In this program I learned about a concept called Theory U. Think of the bottom of the U as the unknown. Traveling down the left of the U towards the bottom is the journey of opening the mind, the heart, and the will by letting go of fear, judgment and cynicism, so that when the bottom of the U is reached, there is a complete welcoming to that unknown. The right of the U is the steps up towards the future that is whispering this way. This is the concept of Theory U on paper. The learning of this was profound in that we were taught through body gestures with no verbal communication just how powerful our hearts are in speaking to one another and the depth of wisdom our bodies also communicate in congruence with our minds and hearts. We learned that words are not necessary to speak volumes and connect with other people in very meaningful ways.
I have a perspective that individuals journey with PTSD (pain, trauma, suffering, and despair) might feel as if they have been thrust down or are falling to the bottom of the U, without a choice to willingly travel down the steps of opening their mind, heart, and will as they go. An individual is now at the bottom, in the unknown, frightened, and equally scared that traveling up the right of the U (the future) is no longer an option either. I aspire to meet people at the bottom of the U and accompany them to the ladder rung at the right of the U, spotting them from falling as they start to climb up. A third emerging future is that I envision creating a mentorship process and/or training methodology for people to find the ability to hear what the heart is speaking when words cannot be found, both for those who feel their own words are leaving or have left and for loved ones who are feeling the same of the one they are struggling to hear. I envision the solution(s) meet people at this bottom, where trust, faith, and hope feel elusive. In that bottom, we can gently hold the fragile until they recognize the strength that has been their essence all along.

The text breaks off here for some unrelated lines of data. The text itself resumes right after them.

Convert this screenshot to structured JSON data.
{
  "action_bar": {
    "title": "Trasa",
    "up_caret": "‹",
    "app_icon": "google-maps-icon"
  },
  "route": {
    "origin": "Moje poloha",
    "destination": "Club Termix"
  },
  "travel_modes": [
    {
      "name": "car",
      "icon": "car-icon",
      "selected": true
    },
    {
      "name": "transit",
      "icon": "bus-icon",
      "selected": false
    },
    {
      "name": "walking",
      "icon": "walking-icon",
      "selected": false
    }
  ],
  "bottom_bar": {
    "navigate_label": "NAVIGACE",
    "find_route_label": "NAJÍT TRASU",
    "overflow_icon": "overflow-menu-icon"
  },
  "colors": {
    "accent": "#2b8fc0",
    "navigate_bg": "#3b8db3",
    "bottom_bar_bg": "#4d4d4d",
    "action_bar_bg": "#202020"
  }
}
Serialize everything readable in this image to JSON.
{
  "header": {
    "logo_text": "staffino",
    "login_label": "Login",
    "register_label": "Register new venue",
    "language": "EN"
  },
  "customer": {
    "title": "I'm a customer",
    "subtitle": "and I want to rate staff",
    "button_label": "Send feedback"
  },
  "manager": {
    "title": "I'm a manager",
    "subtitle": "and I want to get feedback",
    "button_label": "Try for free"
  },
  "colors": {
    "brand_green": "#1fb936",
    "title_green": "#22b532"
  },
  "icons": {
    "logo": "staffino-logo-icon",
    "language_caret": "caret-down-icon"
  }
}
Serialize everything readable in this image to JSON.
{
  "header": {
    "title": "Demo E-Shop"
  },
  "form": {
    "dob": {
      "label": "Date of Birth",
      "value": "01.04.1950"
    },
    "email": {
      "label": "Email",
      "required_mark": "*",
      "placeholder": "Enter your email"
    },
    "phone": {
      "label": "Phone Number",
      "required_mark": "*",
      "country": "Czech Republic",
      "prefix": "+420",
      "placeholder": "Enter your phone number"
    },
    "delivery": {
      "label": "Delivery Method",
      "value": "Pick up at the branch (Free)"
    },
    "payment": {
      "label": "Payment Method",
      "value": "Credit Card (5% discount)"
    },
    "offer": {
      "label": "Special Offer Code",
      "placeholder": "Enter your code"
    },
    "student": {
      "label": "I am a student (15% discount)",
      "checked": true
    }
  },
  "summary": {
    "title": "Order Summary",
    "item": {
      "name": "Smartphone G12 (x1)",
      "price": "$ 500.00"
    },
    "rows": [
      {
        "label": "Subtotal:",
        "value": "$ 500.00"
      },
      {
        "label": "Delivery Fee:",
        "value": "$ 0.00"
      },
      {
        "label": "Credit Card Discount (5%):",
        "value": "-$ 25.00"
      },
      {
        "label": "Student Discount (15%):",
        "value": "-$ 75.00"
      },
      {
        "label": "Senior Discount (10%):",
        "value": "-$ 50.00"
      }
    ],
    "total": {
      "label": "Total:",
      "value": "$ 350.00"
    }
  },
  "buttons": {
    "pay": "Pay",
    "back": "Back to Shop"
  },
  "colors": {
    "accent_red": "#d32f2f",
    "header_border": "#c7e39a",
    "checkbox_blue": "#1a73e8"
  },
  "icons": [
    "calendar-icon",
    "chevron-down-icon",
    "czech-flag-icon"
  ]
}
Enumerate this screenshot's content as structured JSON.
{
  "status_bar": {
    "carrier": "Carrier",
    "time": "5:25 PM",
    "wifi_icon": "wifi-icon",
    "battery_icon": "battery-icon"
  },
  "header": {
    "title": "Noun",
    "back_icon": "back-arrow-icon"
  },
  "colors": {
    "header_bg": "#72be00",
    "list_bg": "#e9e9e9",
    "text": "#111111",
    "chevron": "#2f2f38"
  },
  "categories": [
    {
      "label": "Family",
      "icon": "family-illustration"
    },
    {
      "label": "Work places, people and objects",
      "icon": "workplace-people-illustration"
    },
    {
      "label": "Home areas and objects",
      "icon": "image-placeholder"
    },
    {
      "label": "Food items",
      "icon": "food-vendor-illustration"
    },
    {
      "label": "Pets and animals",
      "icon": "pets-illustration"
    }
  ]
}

"The soul is generous: it takes in the needs of the world. The soul is wise: it suffers without shutting down. The soul is hopeful: it engages the world in ways that keep opening our hearts. The soul is creative: it finds a path between realities that might defeat us and fantasies that are mere escape. All we need to do is to bring down the wall that separates us from our own souls and deprives the world of the soul's regenerative powers" (Palmer, p. 184).
Palmer, P. (2009). A hidden wholeness: The Journey toward an undivided life: New York: John Wiley & Sons.